Making their mark
China is old news but still a buzzword in the automotive industry. Since 2009, it has
been the fastest-growing car market in the world: currently expanding at something like 10% a year (it actually used to be a lot more). And more than 60% of these escalating annual car sales are still accounted for by first-time buyers: the holy grail for marketing men, as if you capture these customers now, they might just become yours for life.
Chinese people love brands and have a huge degree of brand loyalty: particularly when it comes to lifestyle products or fashion (just look at the success of Burberry in China, for example). At Shanghai’s grand prix circuit, Ferrari caps fly off the merchandise stalls almost as fast as they can be produced. It’s a country where there’s a cult of fandom.
But what all these brands have in common is the fact that they are foreign and exotic. Would the Chinese ever get behind a home-grown company? In a country that has more car manufacturers than anywhere else, could there ever be a Chinese Formula 1 constructor?
That might seem unlikely now – but so did the thought of hosting a grand prix in Shanghai only about 25 years ago. A company registered in the UK as ‘China F1 Racing Team Limited’ recently sounded out the FIA about a potential slot on the Formula 1 grid in future. As is the case with many of these approaches, it might come to nothing: but all the signs are there.
The heat of competition

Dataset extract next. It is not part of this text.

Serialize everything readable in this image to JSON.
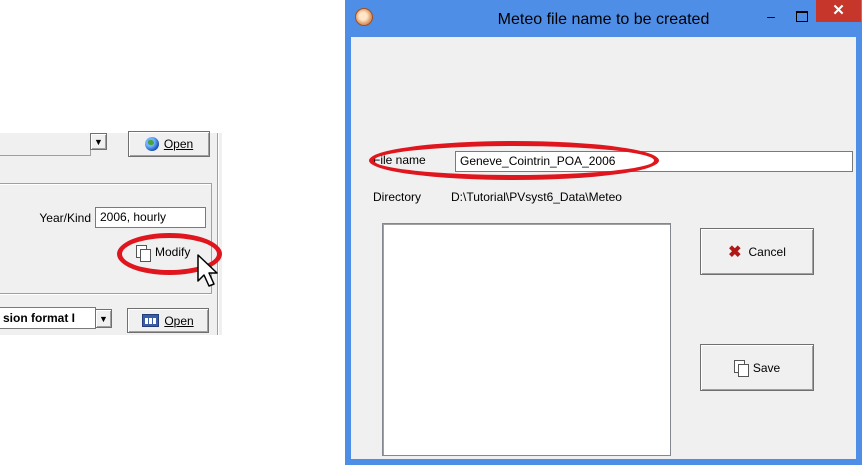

In truth, there are already a lot of Chinese manufacturers involved in motorsport. In Formula E, the NIO NextEV team is Chinese (owned by a tech start-up). That’s probably the closest you get to a Chinese manufacturer creating a single-seater car, but in rallying – which is based on production models – it’s a very different story.
Great Wall – China’s largest producer of SUVs, which racked up more than a million car sales last year – has regularly competed on the Dakar Rally, with a best result of sixth overall. Although around 70% of Great Wall’s cars are sold within China, exports are on the increase, with the firm even establishing a European base in Bulgaria.

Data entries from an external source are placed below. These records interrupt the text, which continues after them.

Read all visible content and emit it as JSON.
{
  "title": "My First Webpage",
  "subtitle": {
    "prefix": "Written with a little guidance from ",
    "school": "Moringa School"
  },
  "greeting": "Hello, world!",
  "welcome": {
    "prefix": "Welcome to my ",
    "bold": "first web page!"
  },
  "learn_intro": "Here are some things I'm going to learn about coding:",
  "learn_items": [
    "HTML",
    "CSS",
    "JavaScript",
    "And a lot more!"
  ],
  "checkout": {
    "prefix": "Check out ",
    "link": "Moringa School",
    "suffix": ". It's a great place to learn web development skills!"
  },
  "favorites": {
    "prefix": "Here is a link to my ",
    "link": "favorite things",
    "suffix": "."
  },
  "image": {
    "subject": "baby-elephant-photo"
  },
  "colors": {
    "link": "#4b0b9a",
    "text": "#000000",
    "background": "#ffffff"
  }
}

Another Chinese car manufacturer has recently approached a well-known engineering firm for a feasibility study to create a model to World Rally Car regulations, although the details are shrouded in secrecy.
There are already several locally-built Chinese rally cars competing on the Chinese Rally Championship: a series well-funded enough to have attracted names such as Alister McRae and Chris Atkinson.
In China, the top class of cars run to regulations broadly similar to the old Group A world championship rules: two-litre turbocharged engines matched to mechanical four-wheel drive transmissions, and robust, off the shelf, suspension.
An electric future
Any car competing off-road in China has to be tough, clearly. But that doesn’t mean that Chinese manufacturers are afraid of new technology – and it’s this that will probably push a Chinese car company towards the forefront of a global motorsport series in the near future.
For example, there’s already a class for hybrid cars in the Chinese Rally Championship (complete with a rapid charging point in the service area), as China leads the way when it comes to electrification.
In 2016, 507,000 electric cars and hybrids were sold in China, a 53% increase from 2015. Meanwhile, 222,200 EVs and plug-in hybrids were sold in Europe: a mere 14% increase. And here’s another startling fact: Byd – the leading manufacturer in the hybrid class of the Chinese Rally Championship and the sixth-biggest car manufacturer in China – builds more purely electric cars per year than Tesla. It’s also begun exporting them to Europe.
It's easy to see why this industry has arisen: China’s issues with air quality are well-documented, and at the current rate of growth – with around 40 million vehicles expected to be produced there per year by 2025 – that simply isn’t sustainable.
As it is now, there are around 1.3 billion people and more than 160 cities with a population of over a million in China. With motorsport consistently pushing for ways to become more relevant, there’s a golden commercial and sporting opportunity out there for a Chinese manufacturer.
Whether that’s in Formula 1, Formula E, rallying or even rallycross (which recently committed itself to an electric future) remains to be seen. But one thing is sure – it’s definitely going to happen. Sooner than you think.